Votive candles. Random portraits of smiling grandmothers. The single fake red flower on a plinth. Hotel Jesus heads deep - very deep - down Mexican way
Anyone who thought Mexican food was just one big, none-too-serious party will not be disillusioned in any way by Hotel Jesus (do you need to be told it’s pronounced Hay-soos? Thought not). It’s a 1970s Mexico City taqueria transported by tornado to the Smith Street spot previously occupied by the Collingwood Post Office, and it’s a barnstorming bit of restaurant method acting.
What really grabs you on first walking into this retro diner is the level of detail they’ve gone into – the hand-lettered signs, the graded beige tiles last seen in your parents’ rumpus room, the Catholic iconography, the low-flying, lazily twirling fans – that are pure catnip to Melbourne’s dedicated followers of fashion, northside chapter.
They’re also lured by the siren song of Mamasita, the city’s Mexican pioneer that proved punters are perfectly happy to cool their boots in a stairwell for two hours on the promise of a pork and pineapple taco. Mamasita is really Melbourne’s Mexican food line of demarcation – in our city’s eating timeline there is BM, and AM – and news that one-half of its ownership group, Matt Lane and Nick Peters, were rolling out a new project has proved a social media storm in a shot glass. Add new business partner James Brown, the design brains behind Adelaide’s Africola and Seminyak’s Motel Mexicola, and it follows that Hotel Jesus is more like a portal to another continent than simply another Melbourne Mexican joint.
What with the wipeable surfaces, plastic crockery and hard edges: Hotel Jesus is made for a good time, not a long time. A few tostadas, a few drinks, and onward. One does not kick back and relax for a lazy evening at Hotel Jesus. One may, however, knock back a drink with an umbrella sticking out of it (the Mexpresso, a beetroot-stained frozen tequila and coffee-chocolate liquor number - should be just the ticket). The tequila and mexcal list is your starting point here; the tight winelist an afterthought. Or maybe one bypasses the madding crowds and pops in for takeaway at Taco Wey next door.

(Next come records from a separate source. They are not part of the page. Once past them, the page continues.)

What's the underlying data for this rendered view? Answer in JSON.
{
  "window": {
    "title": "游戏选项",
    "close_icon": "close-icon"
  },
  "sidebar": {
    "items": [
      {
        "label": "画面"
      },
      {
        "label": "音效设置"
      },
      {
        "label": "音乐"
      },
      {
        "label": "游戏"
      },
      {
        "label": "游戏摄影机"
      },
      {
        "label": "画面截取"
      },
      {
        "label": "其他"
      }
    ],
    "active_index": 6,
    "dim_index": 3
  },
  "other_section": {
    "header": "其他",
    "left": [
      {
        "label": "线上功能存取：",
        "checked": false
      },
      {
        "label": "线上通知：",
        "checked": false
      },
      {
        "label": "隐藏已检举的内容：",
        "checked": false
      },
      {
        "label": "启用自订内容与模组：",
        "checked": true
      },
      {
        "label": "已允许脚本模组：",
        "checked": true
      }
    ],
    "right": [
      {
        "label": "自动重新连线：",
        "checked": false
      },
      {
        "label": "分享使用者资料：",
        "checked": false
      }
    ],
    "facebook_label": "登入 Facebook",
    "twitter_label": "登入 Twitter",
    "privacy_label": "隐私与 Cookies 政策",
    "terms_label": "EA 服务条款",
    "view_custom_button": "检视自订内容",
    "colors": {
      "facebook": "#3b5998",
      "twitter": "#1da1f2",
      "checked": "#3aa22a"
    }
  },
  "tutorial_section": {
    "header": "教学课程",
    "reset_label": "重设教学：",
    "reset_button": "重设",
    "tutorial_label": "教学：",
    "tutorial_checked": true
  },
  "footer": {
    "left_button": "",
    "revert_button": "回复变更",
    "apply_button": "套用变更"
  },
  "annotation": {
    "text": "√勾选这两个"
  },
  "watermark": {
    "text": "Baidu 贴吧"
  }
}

The food menu is a tick-a-box leaflet you pass to a waiter. Everyone seems to begin with the grilled corn, possibly a FOMO reaction to the thick, lip-staining blue-black mayo (it owes its midnight hue to the strange alchemy of Maggi and Worcestershire sauces, black habanero and coconut charcoal powder). Chase it with a bunch of palate-cleansing escabeche-style pickles or ceviche, which the kitchen gets out so fast the imported prawns are only just ‘’cooked’’ in the bold limey juices with a fair whack of fresh coriander.

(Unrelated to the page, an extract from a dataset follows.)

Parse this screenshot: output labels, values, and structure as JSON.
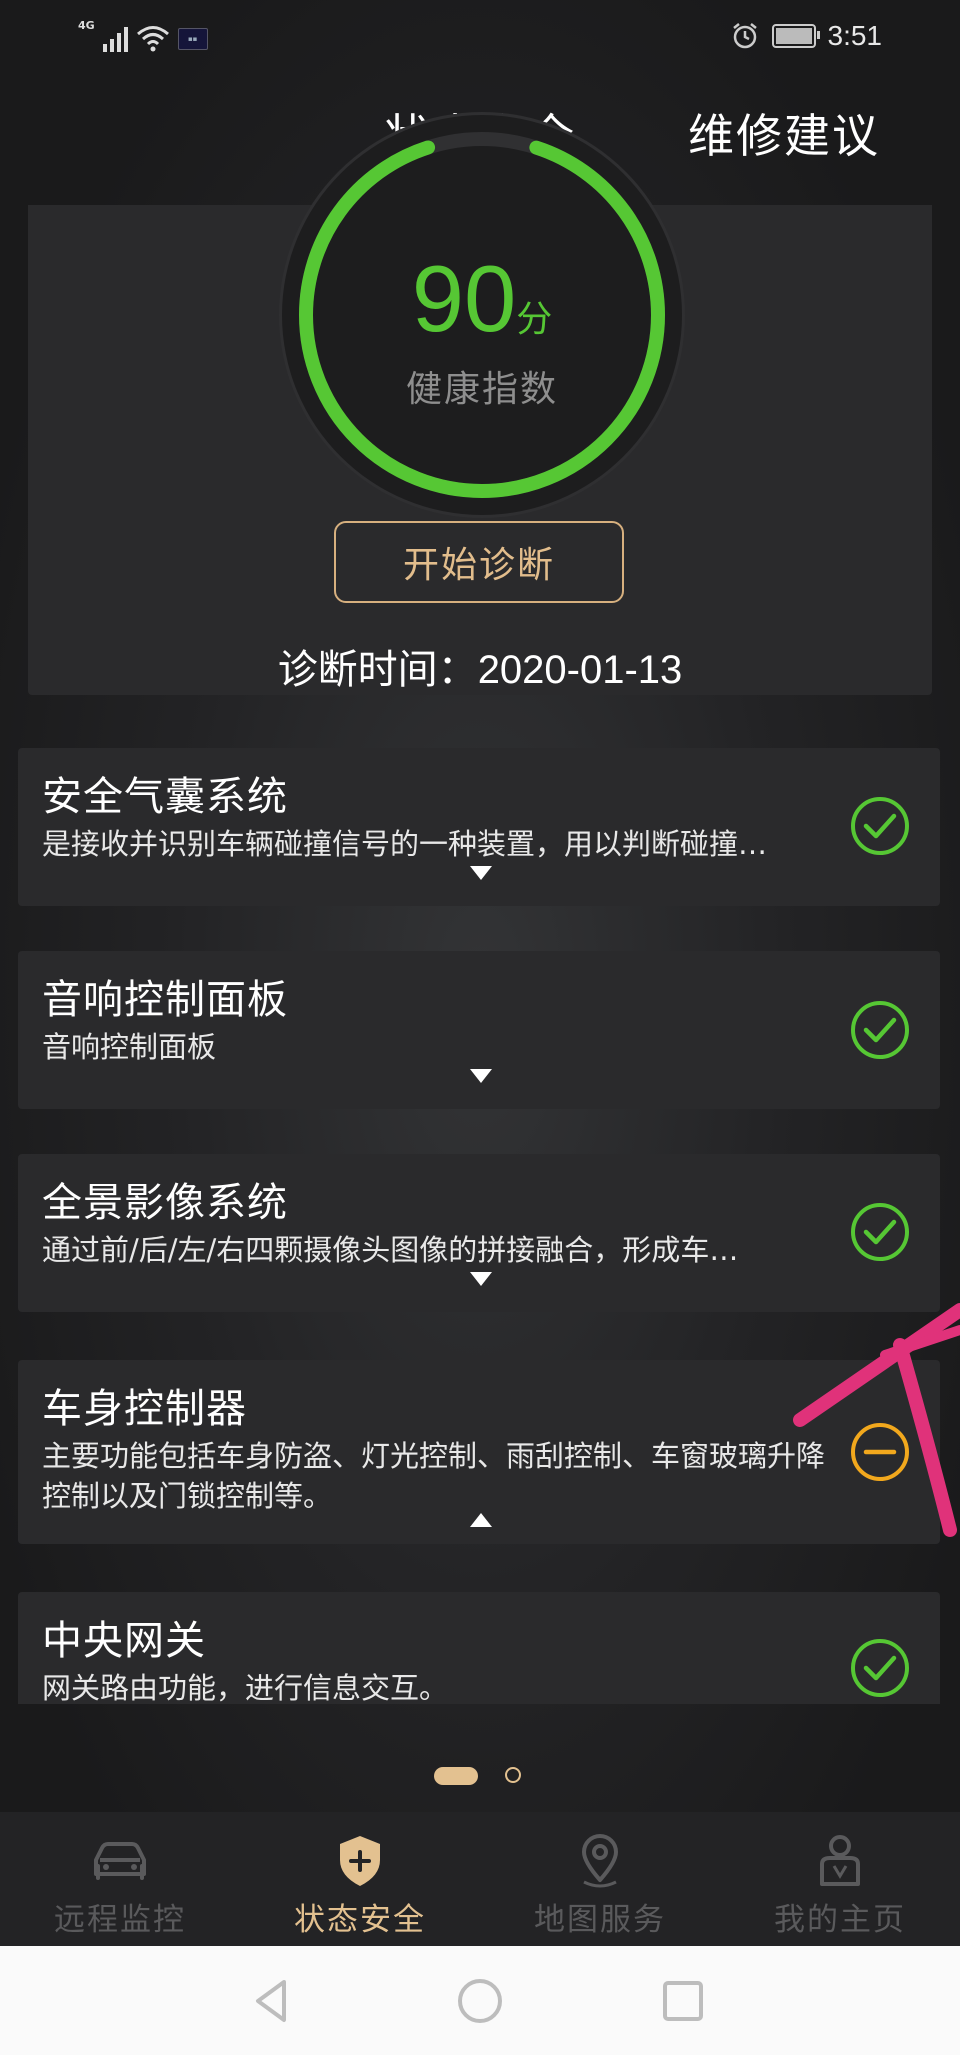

The house-made tomatillo-based table salsas - one green, one red - lack the piquancy and fire you want with this kind of food. Ask for the secret stuff - there are several house-made hotties floating around including a dark and mysterious habanero and green chilli version. Apply it liberally to the beef tartare, a Mexican iteration of one of Melbourne’s favourite dishes. It won’t win a beauty contest but has good flavour thanks to the intrusion of bresaola, smoked avocado and a whisper of ginger oil.

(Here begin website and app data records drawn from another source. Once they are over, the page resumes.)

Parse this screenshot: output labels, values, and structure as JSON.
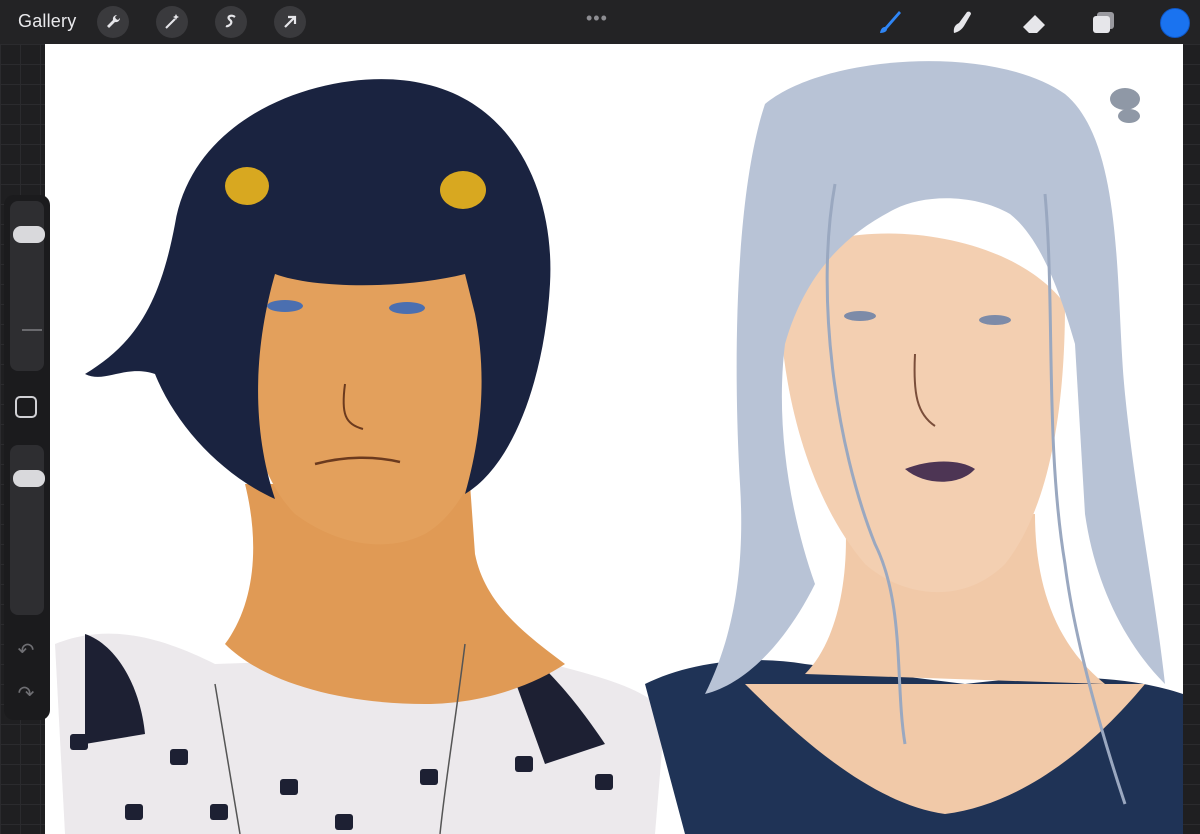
{
  "app": {
    "gallery_label": "Gallery",
    "menu_dots": "•••"
  },
  "toolbar": {
    "left_tools": [
      "wrench-icon",
      "magic-wand-icon",
      "selection-icon",
      "move-arrow-icon"
    ],
    "right_tools": [
      "brush-icon",
      "smudge-icon",
      "eraser-icon",
      "layers-icon"
    ],
    "active_tool": "brush-icon",
    "current_color": "#1a73f0"
  },
  "sidebar": {
    "brush_size_level": 0.85,
    "opacity_level": 0.85,
    "undo_glyph": "↶",
    "redo_glyph": "↷"
  },
  "artwork": {
    "left_hair": "#1a2340",
    "left_skin": "#e09a55",
    "right_hair": "#b8c3d6",
    "right_skin": "#f1c9a8",
    "hairclip": "#d8a820",
    "shirt_dark": "#1f3356",
    "shirt_light": "#ece9ec"
  }
}
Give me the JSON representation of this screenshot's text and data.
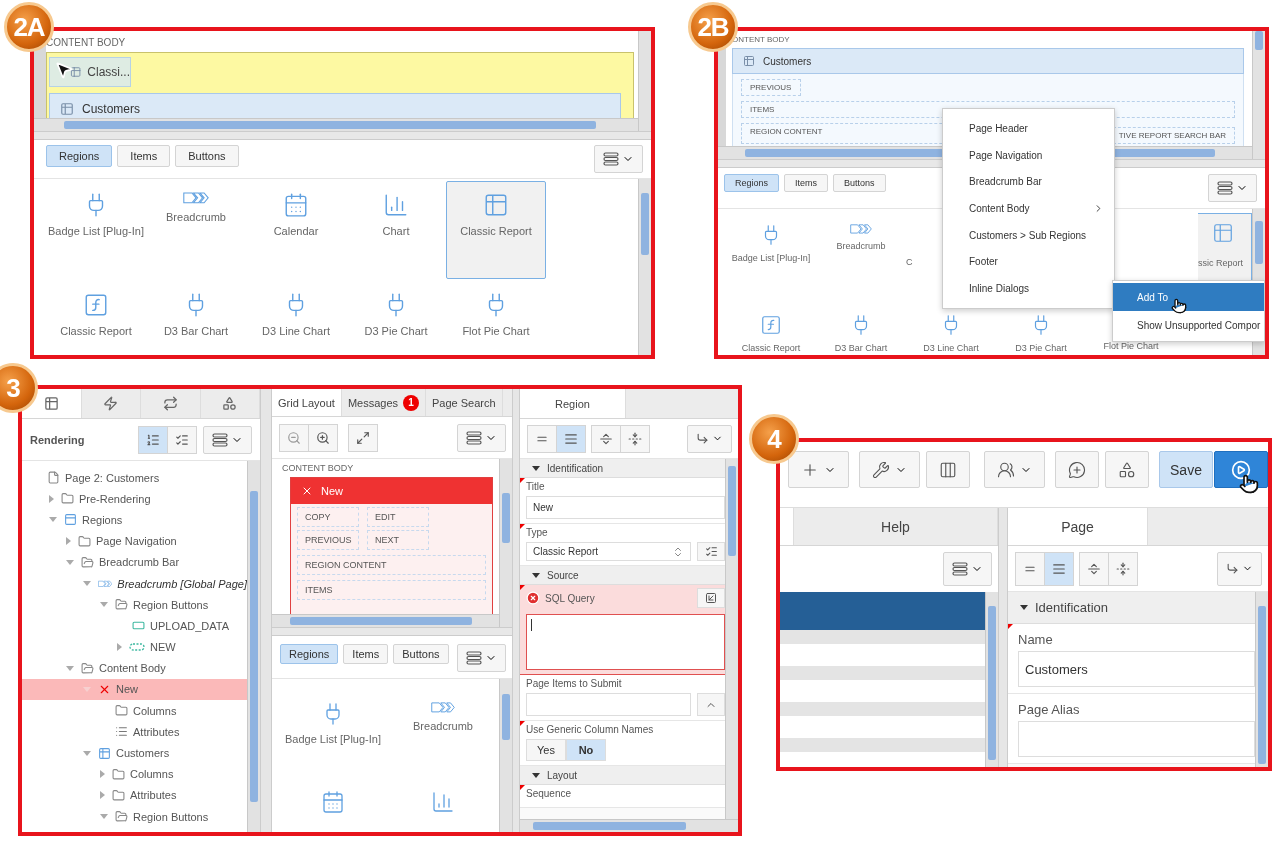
{
  "step_2a": {
    "badge": "2A",
    "canvas": {
      "section_label": "CONTENT BODY",
      "dragged_item": "Classi...",
      "region_title": "Customers"
    },
    "gallery": {
      "tabs": [
        {
          "label": "Regions",
          "selected": true
        },
        {
          "label": "Items",
          "selected": false
        },
        {
          "label": "Buttons",
          "selected": false
        }
      ],
      "rows": [
        [
          {
            "label": "Badge List [Plug-In]",
            "kind": "plugin",
            "selected": false
          },
          {
            "label": "Breadcrumb",
            "kind": "breadcrumb",
            "selected": false
          },
          {
            "label": "Calendar",
            "kind": "calendar",
            "selected": false
          },
          {
            "label": "Chart",
            "kind": "chart",
            "selected": false
          },
          {
            "label": "Classic Report",
            "kind": "report",
            "selected": true
          }
        ],
        [
          {
            "label": "Classic Report",
            "kind": "function",
            "selected": false
          },
          {
            "label": "D3 Bar Chart",
            "kind": "plugin",
            "selected": false
          },
          {
            "label": "D3 Line Chart",
            "kind": "plugin",
            "selected": false
          },
          {
            "label": "D3 Pie Chart",
            "kind": "plugin",
            "selected": false
          },
          {
            "label": "Flot Pie Chart",
            "kind": "plugin",
            "selected": false
          }
        ]
      ]
    }
  },
  "step_2b": {
    "badge": "2B",
    "canvas": {
      "section_label": "ONTENT BODY",
      "region_title": "Customers",
      "slots": [
        "PREVIOUS",
        "ITEMS",
        "REGION CONTENT",
        "TIVE REPORT SEARCH BAR"
      ]
    },
    "gallery": {
      "tabs": [
        {
          "label": "Regions",
          "selected": true
        },
        {
          "label": "Items",
          "selected": false
        },
        {
          "label": "Buttons",
          "selected": false
        }
      ],
      "rows": [
        [
          {
            "label": "Badge List [Plug-In]",
            "kind": "plugin",
            "selected": false
          },
          {
            "label": "Breadcrumb",
            "kind": "breadcrumb",
            "selected": false
          },
          {
            "label": "C",
            "kind": "cut-right",
            "selected": false
          },
          {
            "label": "ssic Report",
            "kind": "cut-left",
            "selected": true
          }
        ],
        [
          {
            "label": "Classic Report",
            "kind": "function",
            "selected": false
          },
          {
            "label": "D3 Bar Chart",
            "kind": "plugin",
            "selected": false
          },
          {
            "label": "D3 Line Chart",
            "kind": "plugin",
            "selected": false
          },
          {
            "label": "D3 Pie Chart",
            "kind": "plugin",
            "selected": false
          },
          {
            "label": "Flot Pie Chart",
            "kind": "covered",
            "selected": false
          }
        ]
      ]
    },
    "menu": {
      "items": [
        {
          "label": "Page Header",
          "submenu": false
        },
        {
          "label": "Page Navigation",
          "submenu": false
        },
        {
          "label": "Breadcrumb Bar",
          "submenu": false
        },
        {
          "label": "Content Body",
          "submenu": true
        },
        {
          "label": "Customers > Sub Regions",
          "submenu": false
        },
        {
          "label": "Footer",
          "submenu": false
        },
        {
          "label": "Inline Dialogs",
          "submenu": false
        }
      ]
    },
    "context_menu": {
      "items": [
        {
          "label": "Add To",
          "selected": true
        },
        {
          "label": "Show Unsupported Compor",
          "selected": false
        }
      ]
    }
  },
  "step_3": {
    "badge": "3",
    "left_pane": {
      "tabs": [
        {
          "selected": true
        },
        {
          "selected": false
        },
        {
          "selected": false
        },
        {
          "selected": false
        }
      ],
      "title": "Rendering",
      "view_toggles": [
        {
          "selected": true
        },
        {
          "selected": false
        }
      ],
      "tree": [
        {
          "label": "Page 2: Customers",
          "kind": "page",
          "selected": false,
          "children": [
            {
              "label": "Pre-Rendering",
              "kind": "folder",
              "expanded": false,
              "selected": false
            },
            {
              "label": "Regions",
              "kind": "region",
              "expanded": true,
              "selected": false,
              "children": [
                {
                  "label": "Page Navigation",
                  "kind": "folder",
                  "expanded": false,
                  "selected": false
                },
                {
                  "label": "Breadcrumb Bar",
                  "kind": "folder",
                  "expanded": true,
                  "selected": false,
                  "children": [
                    {
                      "label": "Breadcrumb [Global Page]",
                      "kind": "breadcrumb",
                      "expanded": true,
                      "shared": true,
                      "selected": false,
                      "children": [
                        {
                          "label": "Region Buttons",
                          "kind": "folder",
                          "expanded": true,
                          "selected": false,
                          "children": [
                            {
                              "label": "UPLOAD_DATA",
                              "kind": "button",
                              "selected": false
                            },
                            {
                              "label": "NEW",
                              "kind": "dashed-button",
                              "expanded": false,
                              "selected": false
                            }
                          ]
                        }
                      ]
                    }
                  ]
                },
                {
                  "label": "Content Body",
                  "kind": "folder",
                  "expanded": true,
                  "selected": false,
                  "children": [
                    {
                      "label": "New",
                      "kind": "error",
                      "expanded": true,
                      "selected": true,
                      "children": [
                        {
                          "label": "Columns",
                          "kind": "folder",
                          "selected": false
                        },
                        {
                          "label": "Attributes",
                          "kind": "list",
                          "selected": false
                        }
                      ]
                    },
                    {
                      "label": "Customers",
                      "kind": "report",
                      "expanded": true,
                      "selected": false,
                      "children": [
                        {
                          "label": "Columns",
                          "kind": "folder",
                          "expanded": false,
                          "selected": false
                        },
                        {
                          "label": "Attributes",
                          "kind": "folder",
                          "expanded": false,
                          "selected": false
                        },
                        {
                          "label": "Region Buttons",
                          "kind": "folder",
                          "expanded": true,
                          "selected": false
                        }
                      ]
                    }
                  ]
                }
              ]
            }
          ]
        }
      ]
    },
    "middle_pane": {
      "tabs": [
        {
          "label": "Grid Layout",
          "selected": true
        },
        {
          "label": "Messages",
          "count": "1",
          "selected": false
        },
        {
          "label": "Page Search",
          "selected": false
        }
      ],
      "canvas": {
        "section_label": "CONTENT BODY",
        "region_title": "New",
        "error": true,
        "slot_rows": [
          [
            "COPY",
            "EDIT"
          ],
          [
            "PREVIOUS",
            "NEXT"
          ],
          [
            "REGION CONTENT"
          ],
          [
            "ITEMS"
          ]
        ]
      },
      "gallery": {
        "tabs": [
          {
            "label": "Regions",
            "selected": true
          },
          {
            "label": "Items",
            "selected": false
          },
          {
            "label": "Buttons",
            "selected": false
          }
        ],
        "rows": [
          [
            {
              "label": "Badge List [Plug-In]",
              "kind": "plugin",
              "selected": false
            },
            {
              "label": "Breadcrumb",
              "kind": "breadcrumb",
              "selected": false
            }
          ],
          [
            {
              "kind": "calendar",
              "selected": false
            },
            {
              "kind": "chart",
              "selected": false
            }
          ]
        ]
      }
    },
    "right_pane": {
      "tab": {
        "label": "Region",
        "selected": true
      },
      "view_toggles": [
        {
          "selected": false
        },
        {
          "selected": true
        }
      ],
      "groups": [
        {
          "title": "Identification",
          "expanded": true,
          "properties": [
            {
              "kind": "text",
              "label": "Title",
              "value": "New",
              "required": true,
              "error": false
            },
            {
              "kind": "select",
              "label": "Type",
              "value": "Classic Report",
              "required": true,
              "error": false
            }
          ]
        },
        {
          "title": "Source",
          "expanded": true,
          "properties": [
            {
              "kind": "code",
              "label": "SQL Query",
              "required": true,
              "error": true
            },
            {
              "kind": "picker",
              "label": "Page Items to Submit",
              "required": false,
              "error": false
            },
            {
              "kind": "switch",
              "label": "Use Generic Column Names",
              "required": true,
              "error": false,
              "options": [
                {
                  "label": "Yes",
                  "selected": false
                },
                {
                  "label": "No",
                  "selected": true
                }
              ]
            }
          ]
        },
        {
          "title": "Layout",
          "expanded": true,
          "properties": [
            {
              "kind": "cut",
              "label": "Sequence",
              "required": true,
              "error": false
            }
          ]
        }
      ]
    }
  },
  "step_4": {
    "badge": "4",
    "toolbar": {
      "save_label": "Save"
    },
    "left_pane": {
      "tab": {
        "label": "Help",
        "selected": false
      }
    },
    "right_pane": {
      "tab": {
        "label": "Page",
        "selected": true
      },
      "view_toggles": [
        {
          "selected": false
        },
        {
          "selected": true
        }
      ],
      "groups": [
        {
          "title": "Identification",
          "expanded": true,
          "properties": [
            {
              "kind": "text",
              "label": "Name",
              "value": "Customers",
              "required": true,
              "error": false
            },
            {
              "kind": "text",
              "label": "Page Alias",
              "required": false,
              "error": false
            }
          ]
        }
      ]
    }
  }
}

The kids will like the foldies: a tortilla folded over (in this case) marinated smoked tuna and cheese and pressed on the grill. Or go for the volcanes, a crunchy tortilla with a layer of cheese melted directly on the grill. Our pick of the tacos is the fried snapper with pickled cabbage, a three-bite representation of Mexican food’s innate vibrancy, or maybe the green chorizo, a central regional specialty that’s a herby delight with mini-chips stuffed inside it. A taco with chips. We challenge you to ponder that sentence and not immediately make a beeline for the Jesus Hotel.
|Venue name:||Hotel Jesus|
174 Smith Street
|Opening hours:||Wed-Sat 5pm-late; Sun 12.30pm-4pm; 6pm-late|